Task goal >> Each entry below is to be returned exactly, with any pictures left out.
+++ Source records
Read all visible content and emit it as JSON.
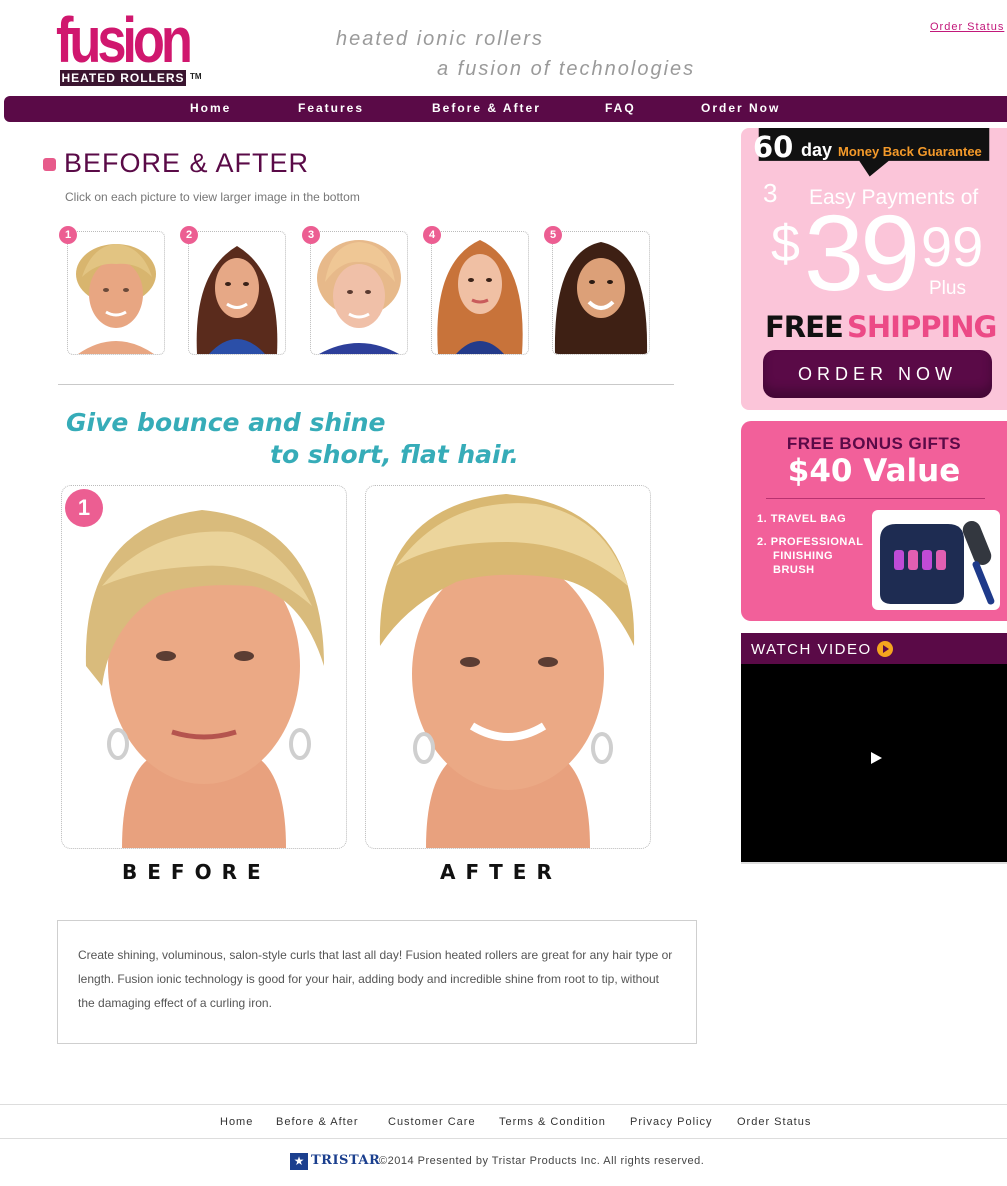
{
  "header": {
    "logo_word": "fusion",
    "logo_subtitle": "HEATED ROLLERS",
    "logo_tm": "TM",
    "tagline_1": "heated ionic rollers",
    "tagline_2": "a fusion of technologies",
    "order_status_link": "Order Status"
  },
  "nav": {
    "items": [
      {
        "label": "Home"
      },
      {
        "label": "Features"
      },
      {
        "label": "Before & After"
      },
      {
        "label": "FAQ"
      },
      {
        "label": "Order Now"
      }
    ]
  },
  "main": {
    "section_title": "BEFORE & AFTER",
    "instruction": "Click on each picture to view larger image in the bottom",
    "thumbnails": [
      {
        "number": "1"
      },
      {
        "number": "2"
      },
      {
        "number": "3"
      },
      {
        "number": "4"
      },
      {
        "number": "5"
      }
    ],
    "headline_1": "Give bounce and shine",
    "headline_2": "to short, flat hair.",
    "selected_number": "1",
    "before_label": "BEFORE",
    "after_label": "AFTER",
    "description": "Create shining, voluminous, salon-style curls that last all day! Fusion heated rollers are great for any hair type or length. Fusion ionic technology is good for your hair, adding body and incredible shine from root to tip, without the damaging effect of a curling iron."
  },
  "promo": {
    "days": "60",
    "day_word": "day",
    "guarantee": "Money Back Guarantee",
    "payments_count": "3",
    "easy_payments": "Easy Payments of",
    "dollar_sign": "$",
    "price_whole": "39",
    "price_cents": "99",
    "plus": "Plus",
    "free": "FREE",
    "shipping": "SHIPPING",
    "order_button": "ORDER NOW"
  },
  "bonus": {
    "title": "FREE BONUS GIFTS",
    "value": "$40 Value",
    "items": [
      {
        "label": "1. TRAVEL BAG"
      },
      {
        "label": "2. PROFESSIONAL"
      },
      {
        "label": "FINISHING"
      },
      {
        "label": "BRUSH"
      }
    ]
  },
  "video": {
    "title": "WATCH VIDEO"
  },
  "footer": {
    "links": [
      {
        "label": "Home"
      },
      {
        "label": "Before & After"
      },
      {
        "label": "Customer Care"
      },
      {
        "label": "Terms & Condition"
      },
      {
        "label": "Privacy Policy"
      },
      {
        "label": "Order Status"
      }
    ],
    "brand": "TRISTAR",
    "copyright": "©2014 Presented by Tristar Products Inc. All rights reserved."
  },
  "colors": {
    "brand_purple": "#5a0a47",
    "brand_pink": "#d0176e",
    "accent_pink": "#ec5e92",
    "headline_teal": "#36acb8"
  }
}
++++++
Response to this task >>
Read all visible content and emit it as JSON.
{
  "header": {
    "logo_word": "fusion",
    "logo_subtitle": "HEATED ROLLERS",
    "logo_tm": "TM",
    "tagline_1": "heated ionic rollers",
    "tagline_2": "a fusion of technologies",
    "order_status_link": "Order Status"
  },
  "nav": {
    "items": [
      {
        "label": "Home"
      },
      {
        "label": "Features"
      },
      {
        "label": "Before & After"
      },
      {
        "label": "FAQ"
      },
      {
        "label": "Order Now"
      }
    ]
  },
  "main": {
    "section_title": "BEFORE & AFTER",
    "instruction": "Click on each picture to view larger image in the bottom",
    "thumbnails": [
      {
        "number": "1"
      },
      {
        "number": "2"
      },
      {
        "number": "3"
      },
      {
        "number": "4"
      },
      {
        "number": "5"
      }
    ],
    "headline_1": "Give bounce and shine",
    "headline_2": "to short, flat hair.",
    "selected_number": "1",
    "before_label": "BEFORE",
    "after_label": "AFTER",
    "description": "Create shining, voluminous, salon-style curls that last all day! Fusion heated rollers are great for any hair type or length. Fusion ionic technology is good for your hair, adding body and incredible shine from root to tip, without the damaging effect of a curling iron."
  },
  "promo": {
    "days": "60",
    "day_word": "day",
    "guarantee": "Money Back Guarantee",
    "payments_count": "3",
    "easy_payments": "Easy Payments of",
    "dollar_sign": "$",
    "price_whole": "39",
    "price_cents": "99",
    "plus": "Plus",
    "free": "FREE",
    "shipping": "SHIPPING",
    "order_button": "ORDER NOW"
  },
  "bonus": {
    "title": "FREE BONUS GIFTS",
    "value": "$40 Value",
    "items": [
      {
        "label": "1. TRAVEL BAG"
      },
      {
        "label": "2. PROFESSIONAL"
      },
      {
        "label": "FINISHING"
      },
      {
        "label": "BRUSH"
      }
    ]
  },
  "video": {
    "title": "WATCH VIDEO"
  },
  "footer": {
    "links": [
      {
        "label": "Home"
      },
      {
        "label": "Before & After"
      },
      {
        "label": "Customer Care"
      },
      {
        "label": "Terms & Condition"
      },
      {
        "label": "Privacy Policy"
      },
      {
        "label": "Order Status"
      }
    ],
    "brand": "TRISTAR",
    "copyright": "©2014 Presented by Tristar Products Inc. All rights reserved."
  },
  "colors": {
    "brand_purple": "#5a0a47",
    "brand_pink": "#d0176e",
    "accent_pink": "#ec5e92",
    "headline_teal": "#36acb8"
  }
}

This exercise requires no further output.